▶ **What you should do**: Output the entire listing below exactly as it stands.

Start of Block

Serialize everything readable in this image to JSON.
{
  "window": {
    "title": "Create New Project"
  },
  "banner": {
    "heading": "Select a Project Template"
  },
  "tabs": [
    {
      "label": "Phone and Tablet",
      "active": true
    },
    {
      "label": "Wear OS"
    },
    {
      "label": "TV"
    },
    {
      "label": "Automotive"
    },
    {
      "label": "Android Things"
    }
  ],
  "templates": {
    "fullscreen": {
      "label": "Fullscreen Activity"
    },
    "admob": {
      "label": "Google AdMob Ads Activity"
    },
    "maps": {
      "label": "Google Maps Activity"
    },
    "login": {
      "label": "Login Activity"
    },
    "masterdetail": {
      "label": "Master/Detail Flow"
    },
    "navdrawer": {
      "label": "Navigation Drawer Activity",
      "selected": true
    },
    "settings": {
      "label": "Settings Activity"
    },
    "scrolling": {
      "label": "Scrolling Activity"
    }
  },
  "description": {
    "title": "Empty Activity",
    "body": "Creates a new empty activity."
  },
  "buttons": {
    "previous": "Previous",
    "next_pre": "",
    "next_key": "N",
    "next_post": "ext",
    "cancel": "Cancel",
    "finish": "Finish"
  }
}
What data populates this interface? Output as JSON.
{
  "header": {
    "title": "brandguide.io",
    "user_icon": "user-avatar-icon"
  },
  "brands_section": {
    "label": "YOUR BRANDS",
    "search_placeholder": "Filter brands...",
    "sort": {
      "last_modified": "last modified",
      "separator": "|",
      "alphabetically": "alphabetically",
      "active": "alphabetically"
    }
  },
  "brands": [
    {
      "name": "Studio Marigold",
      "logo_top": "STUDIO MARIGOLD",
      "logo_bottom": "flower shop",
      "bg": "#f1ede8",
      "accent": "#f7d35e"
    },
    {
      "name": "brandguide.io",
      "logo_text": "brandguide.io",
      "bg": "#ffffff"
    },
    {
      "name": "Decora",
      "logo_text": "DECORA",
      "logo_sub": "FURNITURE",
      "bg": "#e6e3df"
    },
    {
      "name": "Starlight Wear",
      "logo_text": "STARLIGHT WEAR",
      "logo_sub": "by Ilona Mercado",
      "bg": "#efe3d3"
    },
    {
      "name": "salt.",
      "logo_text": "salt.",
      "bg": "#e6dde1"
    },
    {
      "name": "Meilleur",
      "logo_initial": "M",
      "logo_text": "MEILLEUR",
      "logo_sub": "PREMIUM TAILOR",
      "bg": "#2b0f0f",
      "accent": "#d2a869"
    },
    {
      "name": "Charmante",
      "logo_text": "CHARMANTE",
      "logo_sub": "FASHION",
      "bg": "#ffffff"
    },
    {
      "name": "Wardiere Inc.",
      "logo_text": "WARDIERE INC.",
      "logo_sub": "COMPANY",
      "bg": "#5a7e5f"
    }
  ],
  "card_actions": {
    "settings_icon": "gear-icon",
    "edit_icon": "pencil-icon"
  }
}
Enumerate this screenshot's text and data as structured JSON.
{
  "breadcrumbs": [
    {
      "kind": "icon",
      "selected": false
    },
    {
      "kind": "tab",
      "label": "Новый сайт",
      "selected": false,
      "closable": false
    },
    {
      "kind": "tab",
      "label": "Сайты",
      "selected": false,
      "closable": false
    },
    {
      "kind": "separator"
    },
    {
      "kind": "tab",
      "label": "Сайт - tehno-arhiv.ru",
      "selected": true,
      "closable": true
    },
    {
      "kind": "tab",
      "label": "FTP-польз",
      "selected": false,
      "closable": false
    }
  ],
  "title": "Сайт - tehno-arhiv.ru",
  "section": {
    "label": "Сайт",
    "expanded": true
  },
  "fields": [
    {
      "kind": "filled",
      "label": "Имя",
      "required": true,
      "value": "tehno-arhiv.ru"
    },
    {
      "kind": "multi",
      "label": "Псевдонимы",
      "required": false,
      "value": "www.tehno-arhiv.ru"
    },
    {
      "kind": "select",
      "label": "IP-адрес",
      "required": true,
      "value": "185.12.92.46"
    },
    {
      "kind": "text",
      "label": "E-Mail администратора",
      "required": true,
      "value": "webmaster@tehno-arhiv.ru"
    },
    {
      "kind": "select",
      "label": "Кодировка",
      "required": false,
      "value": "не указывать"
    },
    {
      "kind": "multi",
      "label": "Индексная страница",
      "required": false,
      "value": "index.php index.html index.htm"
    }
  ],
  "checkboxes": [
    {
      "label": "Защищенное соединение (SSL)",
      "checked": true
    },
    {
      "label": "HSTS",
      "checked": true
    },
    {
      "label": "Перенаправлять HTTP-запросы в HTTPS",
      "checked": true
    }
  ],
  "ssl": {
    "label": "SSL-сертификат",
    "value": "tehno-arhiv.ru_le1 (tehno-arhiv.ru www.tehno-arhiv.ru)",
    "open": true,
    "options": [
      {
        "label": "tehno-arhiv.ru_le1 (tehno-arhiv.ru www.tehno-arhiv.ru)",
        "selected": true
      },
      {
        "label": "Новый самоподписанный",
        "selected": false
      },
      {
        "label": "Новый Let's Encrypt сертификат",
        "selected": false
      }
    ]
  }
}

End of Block

▶ **Response to this task**:
Serialize everything readable in this image to JSON.
{
  "window": {
    "title": "Create New Project"
  },
  "banner": {
    "heading": "Select a Project Template"
  },
  "tabs": [
    {
      "label": "Phone and Tablet",
      "active": true
    },
    {
      "label": "Wear OS"
    },
    {
      "label": "TV"
    },
    {
      "label": "Automotive"
    },
    {
      "label": "Android Things"
    }
  ],
  "templates": {
    "fullscreen": {
      "label": "Fullscreen Activity"
    },
    "admob": {
      "label": "Google AdMob Ads Activity"
    },
    "maps": {
      "label": "Google Maps Activity"
    },
    "login": {
      "label": "Login Activity"
    },
    "masterdetail": {
      "label": "Master/Detail Flow"
    },
    "navdrawer": {
      "label": "Navigation Drawer Activity",
      "selected": true
    },
    "settings": {
      "label": "Settings Activity"
    },
    "scrolling": {
      "label": "Scrolling Activity"
    }
  },
  "description": {
    "title": "Empty Activity",
    "body": "Creates a new empty activity."
  },
  "buttons": {
    "previous": "Previous",
    "next_pre": "",
    "next_key": "N",
    "next_post": "ext",
    "cancel": "Cancel",
    "finish": "Finish"
  }
}
What data populates this interface? Output as JSON.
{
  "header": {
    "title": "brandguide.io",
    "user_icon": "user-avatar-icon"
  },
  "brands_section": {
    "label": "YOUR BRANDS",
    "search_placeholder": "Filter brands...",
    "sort": {
      "last_modified": "last modified",
      "separator": "|",
      "alphabetically": "alphabetically",
      "active": "alphabetically"
    }
  },
  "brands": [
    {
      "name": "Studio Marigold",
      "logo_top": "STUDIO MARIGOLD",
      "logo_bottom": "flower shop",
      "bg": "#f1ede8",
      "accent": "#f7d35e"
    },
    {
      "name": "brandguide.io",
      "logo_text": "brandguide.io",
      "bg": "#ffffff"
    },
    {
      "name": "Decora",
      "logo_text": "DECORA",
      "logo_sub": "FURNITURE",
      "bg": "#e6e3df"
    },
    {
      "name": "Starlight Wear",
      "logo_text": "STARLIGHT WEAR",
      "logo_sub": "by Ilona Mercado",
      "bg": "#efe3d3"
    },
    {
      "name": "salt.",
      "logo_text": "salt.",
      "bg": "#e6dde1"
    },
    {
      "name": "Meilleur",
      "logo_initial": "M",
      "logo_text": "MEILLEUR",
      "logo_sub": "PREMIUM TAILOR",
      "bg": "#2b0f0f",
      "accent": "#d2a869"
    },
    {
      "name": "Charmante",
      "logo_text": "CHARMANTE",
      "logo_sub": "FASHION",
      "bg": "#ffffff"
    },
    {
      "name": "Wardiere Inc.",
      "logo_text": "WARDIERE INC.",
      "logo_sub": "COMPANY",
      "bg": "#5a7e5f"
    }
  ],
  "card_actions": {
    "settings_icon": "gear-icon",
    "edit_icon": "pencil-icon"
  }
}
Enumerate this screenshot's text and data as structured JSON.
{
  "breadcrumbs": [
    {
      "kind": "icon",
      "selected": false
    },
    {
      "kind": "tab",
      "label": "Новый сайт",
      "selected": false,
      "closable": false
    },
    {
      "kind": "tab",
      "label": "Сайты",
      "selected": false,
      "closable": false
    },
    {
      "kind": "separator"
    },
    {
      "kind": "tab",
      "label": "Сайт - tehno-arhiv.ru",
      "selected": true,
      "closable": true
    },
    {
      "kind": "tab",
      "label": "FTP-польз",
      "selected": false,
      "closable": false
    }
  ],
  "title": "Сайт - tehno-arhiv.ru",
  "section": {
    "label": "Сайт",
    "expanded": true
  },
  "fields": [
    {
      "kind": "filled",
      "label": "Имя",
      "required": true,
      "value": "tehno-arhiv.ru"
    },
    {
      "kind": "multi",
      "label": "Псевдонимы",
      "required": false,
      "value": "www.tehno-arhiv.ru"
    },
    {
      "kind": "select",
      "label": "IP-адрес",
      "required": true,
      "value": "185.12.92.46"
    },
    {
      "kind": "text",
      "label": "E-Mail администратора",
      "required": true,
      "value": "webmaster@tehno-arhiv.ru"
    },
    {
      "kind": "select",
      "label": "Кодировка",
      "required": false,
      "value": "не указывать"
    },
    {
      "kind": "multi",
      "label": "Индексная страница",
      "required": false,
      "value": "index.php index.html index.htm"
    }
  ],
  "checkboxes": [
    {
      "label": "Защищенное соединение (SSL)",
      "checked": true
    },
    {
      "label": "HSTS",
      "checked": true
    },
    {
      "label": "Перенаправлять HTTP-запросы в HTTPS",
      "checked": true
    }
  ],
  "ssl": {
    "label": "SSL-сертификат",
    "value": "tehno-arhiv.ru_le1 (tehno-arhiv.ru www.tehno-arhiv.ru)",
    "open": true,
    "options": [
      {
        "label": "tehno-arhiv.ru_le1 (tehno-arhiv.ru www.tehno-arhiv.ru)",
        "selected": true
      },
      {
        "label": "Новый самоподписанный",
        "selected": false
      },
      {
        "label": "Новый Let's Encrypt сертификат",
        "selected": false
      }
    ]
  }
}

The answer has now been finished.